Wednesday, November 9, 2011

Finished random name generator in Ruby

I've finished up a working version of my random name generator. Here's a gist of the code:

Random Name Generator

I'm calling it aan (short for adjective, adjective, noun) because the original was just three phrases slapped together. Now I've added functionality that will generate a prefix or a suffix (seemingly) at random. I might spend a bit more time working with this. It's been a fun little project and I'd like to make a Rails project for it so I can put it up on Heroku and show it to non-coders.

Some other things I may look into:

A way to output the full name on a single line. I tried print instead of puts, but it simply outputs the pieces of the array, not the entire string built from the various arrays.

A way to capitalize every word except for words like "of", "the" and so on.

Using this with other data. What about a Full House episode plot generator?
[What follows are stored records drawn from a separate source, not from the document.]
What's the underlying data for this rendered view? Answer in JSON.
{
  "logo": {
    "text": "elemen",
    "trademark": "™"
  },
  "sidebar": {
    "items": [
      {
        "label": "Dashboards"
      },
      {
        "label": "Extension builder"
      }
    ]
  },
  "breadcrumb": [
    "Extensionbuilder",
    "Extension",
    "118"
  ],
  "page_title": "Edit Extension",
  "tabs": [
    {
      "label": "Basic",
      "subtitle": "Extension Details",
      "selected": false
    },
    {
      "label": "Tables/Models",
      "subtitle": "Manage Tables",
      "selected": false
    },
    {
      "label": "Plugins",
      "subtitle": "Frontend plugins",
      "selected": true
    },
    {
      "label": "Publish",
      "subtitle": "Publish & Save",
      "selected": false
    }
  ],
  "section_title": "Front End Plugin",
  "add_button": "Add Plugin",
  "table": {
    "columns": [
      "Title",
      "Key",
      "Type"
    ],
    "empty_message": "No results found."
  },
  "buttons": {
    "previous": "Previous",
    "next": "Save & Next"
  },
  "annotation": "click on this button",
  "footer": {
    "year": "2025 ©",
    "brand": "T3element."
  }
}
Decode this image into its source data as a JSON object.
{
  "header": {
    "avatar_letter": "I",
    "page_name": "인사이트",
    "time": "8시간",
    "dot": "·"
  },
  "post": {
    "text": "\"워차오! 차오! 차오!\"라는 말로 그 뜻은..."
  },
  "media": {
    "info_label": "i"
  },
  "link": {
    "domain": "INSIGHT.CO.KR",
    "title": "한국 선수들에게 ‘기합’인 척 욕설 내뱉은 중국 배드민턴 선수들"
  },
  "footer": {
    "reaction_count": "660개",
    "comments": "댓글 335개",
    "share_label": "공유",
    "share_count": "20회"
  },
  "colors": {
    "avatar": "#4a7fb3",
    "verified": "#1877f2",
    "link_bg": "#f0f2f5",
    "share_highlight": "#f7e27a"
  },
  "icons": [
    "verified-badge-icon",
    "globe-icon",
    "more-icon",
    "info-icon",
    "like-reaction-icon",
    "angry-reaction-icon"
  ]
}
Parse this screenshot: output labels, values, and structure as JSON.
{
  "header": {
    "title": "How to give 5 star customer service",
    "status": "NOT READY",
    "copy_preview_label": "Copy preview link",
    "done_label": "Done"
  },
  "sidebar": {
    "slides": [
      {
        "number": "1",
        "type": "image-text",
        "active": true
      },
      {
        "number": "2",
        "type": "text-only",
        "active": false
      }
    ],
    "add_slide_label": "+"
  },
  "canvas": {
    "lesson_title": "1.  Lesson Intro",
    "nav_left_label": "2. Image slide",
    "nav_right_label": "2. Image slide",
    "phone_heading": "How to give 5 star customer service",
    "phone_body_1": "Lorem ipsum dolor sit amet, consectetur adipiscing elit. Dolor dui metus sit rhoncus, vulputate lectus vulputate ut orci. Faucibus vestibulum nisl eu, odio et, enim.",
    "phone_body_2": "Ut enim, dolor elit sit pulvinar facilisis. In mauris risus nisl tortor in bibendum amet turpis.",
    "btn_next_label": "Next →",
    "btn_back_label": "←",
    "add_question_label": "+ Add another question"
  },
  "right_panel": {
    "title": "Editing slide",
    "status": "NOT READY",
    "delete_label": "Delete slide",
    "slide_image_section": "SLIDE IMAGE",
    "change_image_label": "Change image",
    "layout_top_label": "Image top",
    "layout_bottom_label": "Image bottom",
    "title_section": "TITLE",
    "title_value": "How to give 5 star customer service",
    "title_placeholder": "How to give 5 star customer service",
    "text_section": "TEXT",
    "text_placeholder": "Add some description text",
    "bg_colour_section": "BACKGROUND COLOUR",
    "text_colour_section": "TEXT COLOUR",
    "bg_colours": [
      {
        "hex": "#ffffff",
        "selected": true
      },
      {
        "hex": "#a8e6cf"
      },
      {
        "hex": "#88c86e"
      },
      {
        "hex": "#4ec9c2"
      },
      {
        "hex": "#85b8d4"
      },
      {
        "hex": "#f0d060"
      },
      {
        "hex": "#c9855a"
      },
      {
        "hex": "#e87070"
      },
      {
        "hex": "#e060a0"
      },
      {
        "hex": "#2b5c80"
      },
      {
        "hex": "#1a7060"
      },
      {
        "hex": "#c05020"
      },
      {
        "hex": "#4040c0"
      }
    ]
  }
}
What if instead of specifically saying "Uncle Jesse takes Stephanie to the movies, which makes DJ incredibly jealous" I had "DAD takes DAUGHTER1 to the EVENT, which makes DAUGHTER2 incredibly jealous" and I passed in variables, to further randomize output? Maybe this will be my next project. It kind of combines stuff I was doing with the MadLib generator and this random name generator.

One of the things I like most about Ruby is how much you can do with it once you have an idea of what you're doing. I've definitely got a better idea of how reading files and using data found in those files works now. It's also pretty awesome to sit down for a couple of hours and bang out a working program.

I've also found that since I've become less focused on making a career change and more interested in learning how Ruby works, I'm having a lot more fun coding. That's a plus, right?

Monday, November 7, 2011

Random Name Generator with Ruby

I like making stupid things with Ruby. Last week I was working on a MadLibs generator, not because I have an uncontrollable urge to make MadLibs, but because it was a project I could understand and I wanted to build.

My friend Eli showed me how to refactor the code so it was less specific and therefore much more versatile. Whereas the code I wrote was very specific to one MadLib, the one Eli helped me write is far more general, and can make MadLibs out of any text file that's been prepared (substituting all instances of a noun with NOUN, or NOUN1, NOUN2, etc, for repeating nouns)

It's obvious to me how valuable separating logic and data is, but it's going to take some work for me to really wrap my head around this. I've been coding with my logic and data entwined in a big hot nasty mess for a while.

Here's a gist of the finalized, objectified MadLibs generator:

MadLibs Generator

So my next goal is to take what I learned with refactoring the MadLibs generator and make another stupid project. I ran across this site a few nights ago:

Video Game Name Generator

So I've decided to build one using Ruby. I'm calling it aan so far (adjective, adjective, noun) and I've got a version working that will generate random combinations from pre-defined arrays, but I'm working on expanding it so it will read text files and generate lists from those files.

Once I get THAT up and running, I want to work on making it a bit more complex. Adding support for generating names that may or may not include a prefix or a suffix in addition to the standard adjective-adjective-noun, for example.

I think I'm having a lot more fun with coding when I'm working on stupid things like this than when I was working on larger-scale projects (long tutorials, Manticore, Chorenivore) but it's hard for me to objectively say which is more valuable.